»»

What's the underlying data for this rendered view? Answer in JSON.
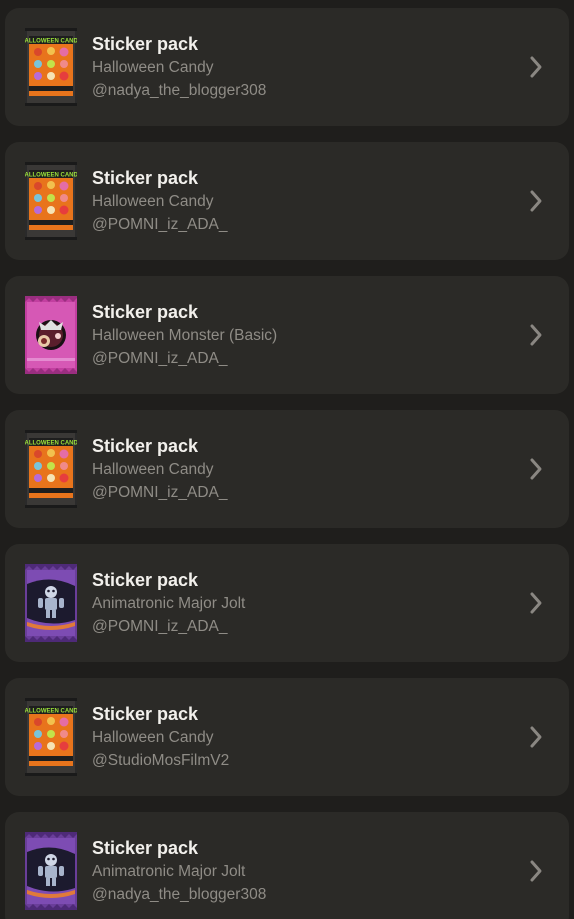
{
  "colors": {
    "background": "#1f1e1c",
    "card": "#2b2a27",
    "title": "#f2f0ec",
    "secondary": "#8f8c86",
    "chevron": "#8a8782"
  },
  "items": [
    {
      "type_label": "Sticker pack",
      "pack_name": "Halloween Candy",
      "author": "@nadya_the_blogger308",
      "icon": "halloween-candy-pack-icon"
    },
    {
      "type_label": "Sticker pack",
      "pack_name": "Halloween Candy",
      "author": "@POMNI_iz_ADA_",
      "icon": "halloween-candy-pack-icon"
    },
    {
      "type_label": "Sticker pack",
      "pack_name": "Halloween Monster (Basic)",
      "author": "@POMNI_iz_ADA_",
      "icon": "halloween-monster-pack-icon"
    },
    {
      "type_label": "Sticker pack",
      "pack_name": "Halloween Candy",
      "author": "@POMNI_iz_ADA_",
      "icon": "halloween-candy-pack-icon"
    },
    {
      "type_label": "Sticker pack",
      "pack_name": "Animatronic Major Jolt",
      "author": "@POMNI_iz_ADA_",
      "icon": "animatronic-pack-icon"
    },
    {
      "type_label": "Sticker pack",
      "pack_name": "Halloween Candy",
      "author": "@StudioMosFilmV2",
      "icon": "halloween-candy-pack-icon"
    },
    {
      "type_label": "Sticker pack",
      "pack_name": "Animatronic Major Jolt",
      "author": "@nadya_the_blogger308",
      "icon": "animatronic-pack-icon"
    }
  ]
}
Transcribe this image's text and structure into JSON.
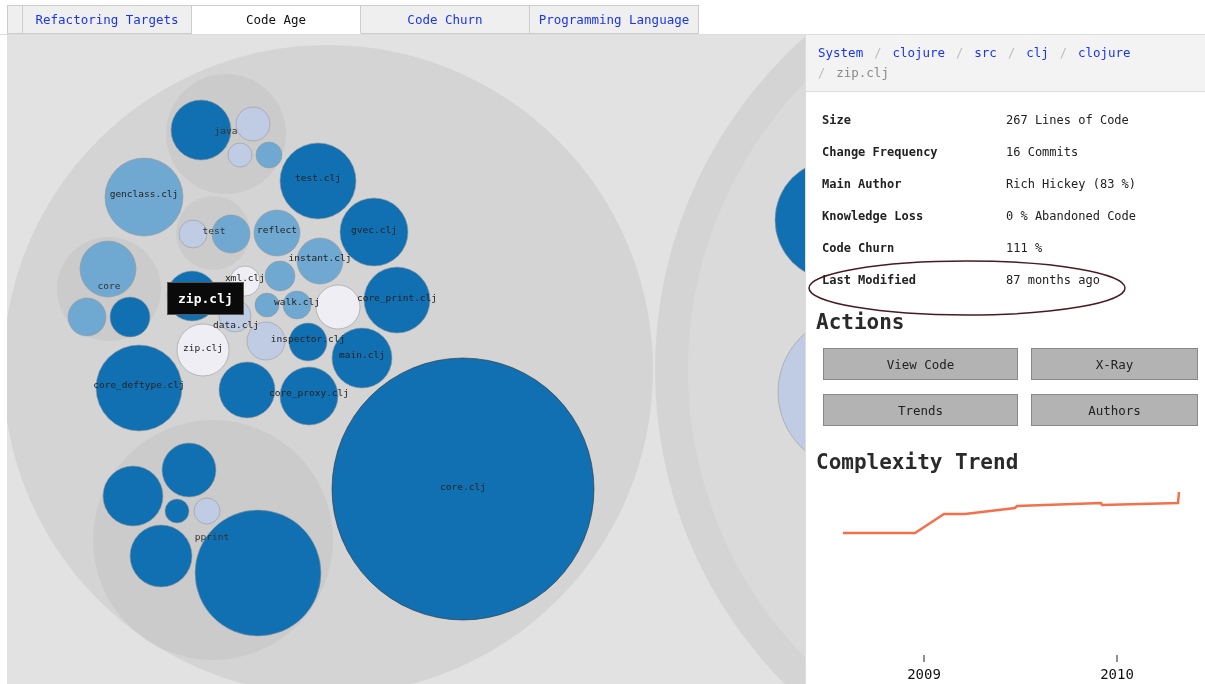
{
  "tabs": [
    {
      "label": "Refactoring Targets",
      "selected": false
    },
    {
      "label": "Code Age",
      "selected": true
    },
    {
      "label": "Code Churn",
      "selected": false
    },
    {
      "label": "Programming Language",
      "selected": false
    }
  ],
  "packages": [
    {
      "label": "java"
    },
    {
      "label": "test"
    },
    {
      "label": "core"
    },
    {
      "label": "pprint"
    }
  ],
  "circles": [
    {
      "color": "#1170b2"
    },
    {
      "color": "#bfcce4"
    },
    {
      "color": "#bfcce4"
    },
    {
      "color": "#6fa8d1"
    },
    {
      "label": "test.clj",
      "color": "#1170b2"
    },
    {
      "label": "genclass.clj",
      "color": "#6fa8d1"
    },
    {
      "color": "#bfcce4"
    },
    {
      "color": "#6fa8d1"
    },
    {
      "label": "reflect",
      "color": "#6fa8d1"
    },
    {
      "label": "gvec.clj",
      "color": "#1170b2"
    },
    {
      "label": "instant.clj",
      "color": "#6fa8d1"
    },
    {
      "color": "#6fa8d1"
    },
    {
      "color": "#6fa8d1"
    },
    {
      "color": "#1170b2"
    },
    {
      "label": "xml.clj",
      "color": "#efeef4"
    },
    {
      "color": "#6fa8d1"
    },
    {
      "color": "#1170b2"
    },
    {
      "label": "data.clj",
      "color": "#bfcce4"
    },
    {
      "color": "#6fa8d1"
    },
    {
      "label": "walk.clj",
      "color": "#6fa8d1"
    },
    {
      "color": "#efeef4"
    },
    {
      "label": "core_print.clj",
      "color": "#1170b2"
    },
    {
      "label": "zip.clj",
      "color": "#efeef4"
    },
    {
      "color": "#bfcce4"
    },
    {
      "label": "inspector.clj",
      "color": "#1170b2"
    },
    {
      "label": "main.clj",
      "color": "#1170b2"
    },
    {
      "label": "core_deftype.clj",
      "color": "#1170b2"
    },
    {
      "color": "#1170b2"
    },
    {
      "label": "core_proxy.clj",
      "color": "#1170b2"
    },
    {
      "label": "core.clj",
      "color": "#1170b2"
    },
    {
      "color": "#1170b2"
    },
    {
      "color": "#1170b2"
    },
    {
      "color": "#1170b2"
    },
    {
      "color": "#bfcce4"
    },
    {
      "color": "#1170b2"
    },
    {
      "color": "#1170b2"
    },
    {
      "color": "#1170b2"
    },
    {
      "color": "#bfcce4"
    }
  ],
  "tooltip": {
    "text": "zip.clj"
  },
  "breadcrumb": [
    {
      "label": "System"
    },
    {
      "separator": "/",
      "label": "clojure"
    },
    {
      "separator": "/",
      "label": "src"
    },
    {
      "separator": "/",
      "label": "clj"
    },
    {
      "separator": "/",
      "label": "clojure"
    },
    {
      "separator": "/",
      "label": "zip.clj",
      "current": true
    }
  ],
  "details": [
    {
      "label": "Size",
      "value": "267 Lines of Code",
      "highlighted": false
    },
    {
      "label": "Change Frequency",
      "value": "16 Commits",
      "highlighted": false
    },
    {
      "label": "Main Author",
      "value": "Rich Hickey (83 %)",
      "highlighted": false
    },
    {
      "label": "Knowledge Loss",
      "value": "0 % Abandoned Code",
      "highlighted": false
    },
    {
      "label": "Code Churn",
      "value": "111 %",
      "highlighted": false
    },
    {
      "label": "Last Modified",
      "value": "87 months ago",
      "highlighted": true
    }
  ],
  "actions": {
    "title": "Actions",
    "buttons": [
      "View Code",
      "X-Ray",
      "Trends",
      "Authors"
    ]
  },
  "complexity_trend": {
    "title": "Complexity Trend",
    "x_ticks": [
      "2009",
      "2010"
    ]
  }
}
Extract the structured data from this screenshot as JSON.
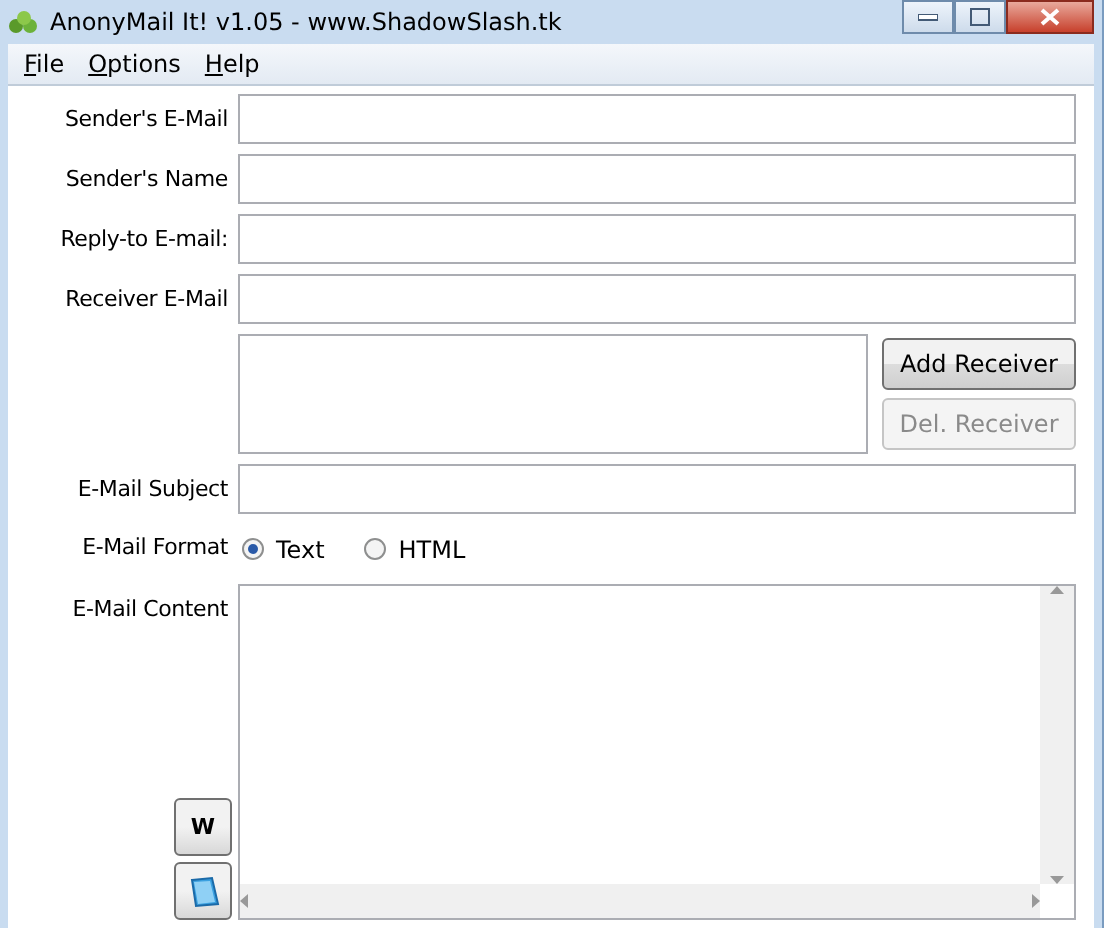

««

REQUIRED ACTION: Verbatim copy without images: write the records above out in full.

ANSWER:
What's the underlying data for this rendered view? Answer in JSON.
{
  "colors": {
    "background": "#1f1e1c",
    "card": "#2b2a27",
    "title": "#f2f0ec",
    "secondary": "#8f8c86",
    "chevron": "#8a8782"
  },
  "items": [
    {
      "type_label": "Sticker pack",
      "pack_name": "Halloween Candy",
      "author": "@nadya_the_blogger308",
      "icon": "halloween-candy-pack-icon"
    },
    {
      "type_label": "Sticker pack",
      "pack_name": "Halloween Candy",
      "author": "@POMNI_iz_ADA_",
      "icon": "halloween-candy-pack-icon"
    },
    {
      "type_label": "Sticker pack",
      "pack_name": "Halloween Monster (Basic)",
      "author": "@POMNI_iz_ADA_",
      "icon": "halloween-monster-pack-icon"
    },
    {
      "type_label": "Sticker pack",
      "pack_name": "Halloween Candy",
      "author": "@POMNI_iz_ADA_",
      "icon": "halloween-candy-pack-icon"
    },
    {
      "type_label": "Sticker pack",
      "pack_name": "Animatronic Major Jolt",
      "author": "@POMNI_iz_ADA_",
      "icon": "animatronic-pack-icon"
    },
    {
      "type_label": "Sticker pack",
      "pack_name": "Halloween Candy",
      "author": "@StudioMosFilmV2",
      "icon": "halloween-candy-pack-icon"
    },
    {
      "type_label": "Sticker pack",
      "pack_name": "Animatronic Major Jolt",
      "author": "@nadya_the_blogger308",
      "icon": "animatronic-pack-icon"
    }
  ]
}
Transcribe this image's text and structure into JSON.
{
  "tabs": [
    {
      "label": "Refactoring Targets",
      "selected": false
    },
    {
      "label": "Code Age",
      "selected": true
    },
    {
      "label": "Code Churn",
      "selected": false
    },
    {
      "label": "Programming Language",
      "selected": false
    }
  ],
  "packages": [
    {
      "label": "java"
    },
    {
      "label": "test"
    },
    {
      "label": "core"
    },
    {
      "label": "pprint"
    }
  ],
  "circles": [
    {
      "color": "#1170b2"
    },
    {
      "color": "#bfcce4"
    },
    {
      "color": "#bfcce4"
    },
    {
      "color": "#6fa8d1"
    },
    {
      "label": "test.clj",
      "color": "#1170b2"
    },
    {
      "label": "genclass.clj",
      "color": "#6fa8d1"
    },
    {
      "color": "#bfcce4"
    },
    {
      "color": "#6fa8d1"
    },
    {
      "label": "reflect",
      "color": "#6fa8d1"
    },
    {
      "label": "gvec.clj",
      "color": "#1170b2"
    },
    {
      "label": "instant.clj",
      "color": "#6fa8d1"
    },
    {
      "color": "#6fa8d1"
    },
    {
      "color": "#6fa8d1"
    },
    {
      "color": "#1170b2"
    },
    {
      "label": "xml.clj",
      "color": "#efeef4"
    },
    {
      "color": "#6fa8d1"
    },
    {
      "color": "#1170b2"
    },
    {
      "label": "data.clj",
      "color": "#bfcce4"
    },
    {
      "color": "#6fa8d1"
    },
    {
      "label": "walk.clj",
      "color": "#6fa8d1"
    },
    {
      "color": "#efeef4"
    },
    {
      "label": "core_print.clj",
      "color": "#1170b2"
    },
    {
      "label": "zip.clj",
      "color": "#efeef4"
    },
    {
      "color": "#bfcce4"
    },
    {
      "label": "inspector.clj",
      "color": "#1170b2"
    },
    {
      "label": "main.clj",
      "color": "#1170b2"
    },
    {
      "label": "core_deftype.clj",
      "color": "#1170b2"
    },
    {
      "color": "#1170b2"
    },
    {
      "label": "core_proxy.clj",
      "color": "#1170b2"
    },
    {
      "label": "core.clj",
      "color": "#1170b2"
    },
    {
      "color": "#1170b2"
    },
    {
      "color": "#1170b2"
    },
    {
      "color": "#1170b2"
    },
    {
      "color": "#bfcce4"
    },
    {
      "color": "#1170b2"
    },
    {
      "color": "#1170b2"
    },
    {
      "color": "#1170b2"
    },
    {
      "color": "#bfcce4"
    }
  ],
  "tooltip": {
    "text": "zip.clj"
  },
  "breadcrumb": [
    {
      "label": "System"
    },
    {
      "separator": "/",
      "label": "clojure"
    },
    {
      "separator": "/",
      "label": "src"
    },
    {
      "separator": "/",
      "label": "clj"
    },
    {
      "separator": "/",
      "label": "clojure"
    },
    {
      "separator": "/",
      "label": "zip.clj",
      "current": true
    }
  ],
  "details": [
    {
      "label": "Size",
      "value": "267 Lines of Code",
      "highlighted": false
    },
    {
      "label": "Change Frequency",
      "value": "16 Commits",
      "highlighted": false
    },
    {
      "label": "Main Author",
      "value": "Rich Hickey (83 %)",
      "highlighted": false
    },
    {
      "label": "Knowledge Loss",
      "value": "0 % Abandoned Code",
      "highlighted": false
    },
    {
      "label": "Code Churn",
      "value": "111 %",
      "highlighted": false
    },
    {
      "label": "Last Modified",
      "value": "87 months ago",
      "highlighted": true
    }
  ],
  "actions": {
    "title": "Actions",
    "buttons": [
      "View Code",
      "X-Ray",
      "Trends",
      "Authors"
    ]
  },
  "complexity_trend": {
    "title": "Complexity Trend",
    "x_ticks": [
      "2009",
      "2010"
    ]
  }
}
Extract the structured data from this screenshot as JSON.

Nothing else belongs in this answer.